**MATERIAL SHOWN:**
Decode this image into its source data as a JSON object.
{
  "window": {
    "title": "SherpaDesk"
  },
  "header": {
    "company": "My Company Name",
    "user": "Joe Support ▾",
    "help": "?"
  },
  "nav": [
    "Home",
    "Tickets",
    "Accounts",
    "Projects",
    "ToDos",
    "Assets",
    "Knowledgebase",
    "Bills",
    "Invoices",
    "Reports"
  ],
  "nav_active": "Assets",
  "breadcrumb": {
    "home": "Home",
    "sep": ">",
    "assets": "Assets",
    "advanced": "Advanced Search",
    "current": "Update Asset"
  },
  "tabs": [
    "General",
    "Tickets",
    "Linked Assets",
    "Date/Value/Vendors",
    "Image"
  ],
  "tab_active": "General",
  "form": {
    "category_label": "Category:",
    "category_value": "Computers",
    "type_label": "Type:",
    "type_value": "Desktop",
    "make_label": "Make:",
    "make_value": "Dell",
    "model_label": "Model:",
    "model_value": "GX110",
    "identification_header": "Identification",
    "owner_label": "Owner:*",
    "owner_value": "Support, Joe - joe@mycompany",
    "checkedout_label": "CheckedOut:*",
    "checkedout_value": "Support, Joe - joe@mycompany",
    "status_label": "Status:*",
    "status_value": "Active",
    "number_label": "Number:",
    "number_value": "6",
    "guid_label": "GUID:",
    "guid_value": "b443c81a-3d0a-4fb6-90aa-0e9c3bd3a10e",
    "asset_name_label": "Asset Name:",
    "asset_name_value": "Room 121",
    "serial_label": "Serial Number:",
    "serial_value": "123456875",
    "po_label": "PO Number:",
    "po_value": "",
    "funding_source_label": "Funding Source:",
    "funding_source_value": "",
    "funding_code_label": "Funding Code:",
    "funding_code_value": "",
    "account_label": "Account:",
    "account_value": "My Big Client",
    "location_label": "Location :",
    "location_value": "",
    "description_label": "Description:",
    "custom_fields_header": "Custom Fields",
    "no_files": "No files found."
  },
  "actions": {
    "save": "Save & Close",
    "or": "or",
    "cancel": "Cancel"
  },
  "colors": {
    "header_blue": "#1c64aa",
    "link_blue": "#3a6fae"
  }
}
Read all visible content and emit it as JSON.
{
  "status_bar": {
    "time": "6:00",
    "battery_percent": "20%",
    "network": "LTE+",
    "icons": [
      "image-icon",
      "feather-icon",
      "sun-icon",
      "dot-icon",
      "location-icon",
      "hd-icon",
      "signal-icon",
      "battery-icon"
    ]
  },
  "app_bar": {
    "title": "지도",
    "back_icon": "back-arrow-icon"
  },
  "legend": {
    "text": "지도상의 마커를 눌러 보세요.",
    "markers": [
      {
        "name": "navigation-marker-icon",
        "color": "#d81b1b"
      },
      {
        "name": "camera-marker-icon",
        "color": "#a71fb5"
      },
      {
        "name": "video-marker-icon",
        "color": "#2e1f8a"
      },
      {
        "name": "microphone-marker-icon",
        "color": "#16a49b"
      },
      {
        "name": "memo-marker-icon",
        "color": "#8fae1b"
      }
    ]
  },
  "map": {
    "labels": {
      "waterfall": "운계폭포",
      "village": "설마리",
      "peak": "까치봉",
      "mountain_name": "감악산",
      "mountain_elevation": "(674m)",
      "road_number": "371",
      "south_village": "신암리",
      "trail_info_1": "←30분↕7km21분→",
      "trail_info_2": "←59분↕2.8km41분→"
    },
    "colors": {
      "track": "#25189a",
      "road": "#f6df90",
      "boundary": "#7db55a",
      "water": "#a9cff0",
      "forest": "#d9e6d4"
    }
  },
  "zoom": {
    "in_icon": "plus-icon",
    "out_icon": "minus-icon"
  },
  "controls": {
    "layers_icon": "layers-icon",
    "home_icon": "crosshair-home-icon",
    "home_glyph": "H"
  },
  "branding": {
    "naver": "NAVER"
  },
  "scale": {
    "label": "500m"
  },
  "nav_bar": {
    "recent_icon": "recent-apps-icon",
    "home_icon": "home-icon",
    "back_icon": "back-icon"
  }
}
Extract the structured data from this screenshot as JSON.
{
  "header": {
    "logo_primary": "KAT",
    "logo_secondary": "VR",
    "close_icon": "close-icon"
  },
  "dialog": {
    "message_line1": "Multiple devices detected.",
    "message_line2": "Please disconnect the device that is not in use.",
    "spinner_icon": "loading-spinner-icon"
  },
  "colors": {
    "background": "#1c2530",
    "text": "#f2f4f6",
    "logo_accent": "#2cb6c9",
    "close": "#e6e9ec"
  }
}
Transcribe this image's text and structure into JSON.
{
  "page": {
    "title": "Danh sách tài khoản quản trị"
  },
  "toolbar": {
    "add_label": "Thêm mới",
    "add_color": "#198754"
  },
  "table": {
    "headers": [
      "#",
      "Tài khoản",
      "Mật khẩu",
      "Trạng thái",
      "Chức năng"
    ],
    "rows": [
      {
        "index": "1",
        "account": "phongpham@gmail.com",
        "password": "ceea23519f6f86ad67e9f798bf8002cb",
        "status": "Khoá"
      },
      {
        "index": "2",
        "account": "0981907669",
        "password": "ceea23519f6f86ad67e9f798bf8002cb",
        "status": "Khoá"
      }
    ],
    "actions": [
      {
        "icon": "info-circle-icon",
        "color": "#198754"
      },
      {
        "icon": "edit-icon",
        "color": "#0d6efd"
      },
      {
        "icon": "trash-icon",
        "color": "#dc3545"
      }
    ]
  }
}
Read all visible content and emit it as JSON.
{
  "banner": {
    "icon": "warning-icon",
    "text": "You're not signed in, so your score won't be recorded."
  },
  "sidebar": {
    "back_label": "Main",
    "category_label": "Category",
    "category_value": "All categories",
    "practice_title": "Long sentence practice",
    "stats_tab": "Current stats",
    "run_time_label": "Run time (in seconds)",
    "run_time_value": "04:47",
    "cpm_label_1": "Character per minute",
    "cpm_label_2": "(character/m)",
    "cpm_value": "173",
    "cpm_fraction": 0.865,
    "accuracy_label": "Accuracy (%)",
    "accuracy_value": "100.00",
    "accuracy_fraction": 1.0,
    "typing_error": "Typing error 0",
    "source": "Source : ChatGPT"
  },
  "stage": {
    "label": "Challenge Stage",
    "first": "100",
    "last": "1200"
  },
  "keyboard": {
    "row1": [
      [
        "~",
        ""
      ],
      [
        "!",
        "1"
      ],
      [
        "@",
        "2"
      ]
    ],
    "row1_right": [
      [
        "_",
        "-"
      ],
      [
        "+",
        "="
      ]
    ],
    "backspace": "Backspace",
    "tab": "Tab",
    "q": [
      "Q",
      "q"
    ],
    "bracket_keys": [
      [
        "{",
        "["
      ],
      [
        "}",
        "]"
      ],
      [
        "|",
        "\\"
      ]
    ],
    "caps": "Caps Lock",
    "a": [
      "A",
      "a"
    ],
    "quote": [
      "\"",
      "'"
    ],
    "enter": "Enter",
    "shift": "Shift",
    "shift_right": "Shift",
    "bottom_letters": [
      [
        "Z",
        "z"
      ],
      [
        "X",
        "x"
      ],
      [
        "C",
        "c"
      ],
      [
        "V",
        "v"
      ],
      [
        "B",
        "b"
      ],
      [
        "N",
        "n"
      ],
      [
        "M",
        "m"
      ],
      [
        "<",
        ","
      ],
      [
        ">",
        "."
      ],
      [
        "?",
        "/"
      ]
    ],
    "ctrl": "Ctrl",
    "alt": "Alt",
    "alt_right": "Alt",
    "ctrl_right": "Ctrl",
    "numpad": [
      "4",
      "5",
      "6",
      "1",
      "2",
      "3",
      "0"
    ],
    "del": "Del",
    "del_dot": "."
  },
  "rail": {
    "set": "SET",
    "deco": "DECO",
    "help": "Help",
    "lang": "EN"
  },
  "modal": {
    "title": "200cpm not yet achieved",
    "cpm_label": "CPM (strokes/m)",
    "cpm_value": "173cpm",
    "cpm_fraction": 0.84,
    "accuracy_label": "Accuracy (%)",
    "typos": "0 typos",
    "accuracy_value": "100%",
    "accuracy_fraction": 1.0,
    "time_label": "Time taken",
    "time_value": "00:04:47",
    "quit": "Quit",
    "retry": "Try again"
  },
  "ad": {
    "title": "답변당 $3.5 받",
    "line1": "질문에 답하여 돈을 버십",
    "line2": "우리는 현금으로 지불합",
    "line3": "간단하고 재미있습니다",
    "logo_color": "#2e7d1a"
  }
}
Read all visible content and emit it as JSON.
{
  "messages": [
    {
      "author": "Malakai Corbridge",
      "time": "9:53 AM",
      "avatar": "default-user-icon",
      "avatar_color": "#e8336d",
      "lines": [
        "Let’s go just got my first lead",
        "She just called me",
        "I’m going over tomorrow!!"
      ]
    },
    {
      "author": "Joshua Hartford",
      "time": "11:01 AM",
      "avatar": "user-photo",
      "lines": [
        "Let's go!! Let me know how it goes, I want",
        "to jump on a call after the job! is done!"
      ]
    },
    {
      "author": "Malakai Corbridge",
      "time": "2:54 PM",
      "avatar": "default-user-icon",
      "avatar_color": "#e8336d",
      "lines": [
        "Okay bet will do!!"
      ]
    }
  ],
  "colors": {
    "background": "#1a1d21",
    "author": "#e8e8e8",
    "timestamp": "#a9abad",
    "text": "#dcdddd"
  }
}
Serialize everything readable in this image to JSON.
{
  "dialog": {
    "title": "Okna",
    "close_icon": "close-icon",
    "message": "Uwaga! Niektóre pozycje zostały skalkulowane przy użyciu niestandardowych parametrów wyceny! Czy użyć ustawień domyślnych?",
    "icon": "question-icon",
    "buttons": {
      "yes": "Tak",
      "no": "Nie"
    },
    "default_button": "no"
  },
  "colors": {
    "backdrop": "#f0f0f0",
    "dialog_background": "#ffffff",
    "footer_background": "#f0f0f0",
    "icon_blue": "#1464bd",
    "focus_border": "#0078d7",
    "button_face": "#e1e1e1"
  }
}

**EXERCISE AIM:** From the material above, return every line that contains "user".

**EXERCISE ANSWER:**
    "user": "Joe Support ▾",
      "avatar": "default-user-icon",
      "avatar": "user-photo",
      "avatar": "default-user-icon",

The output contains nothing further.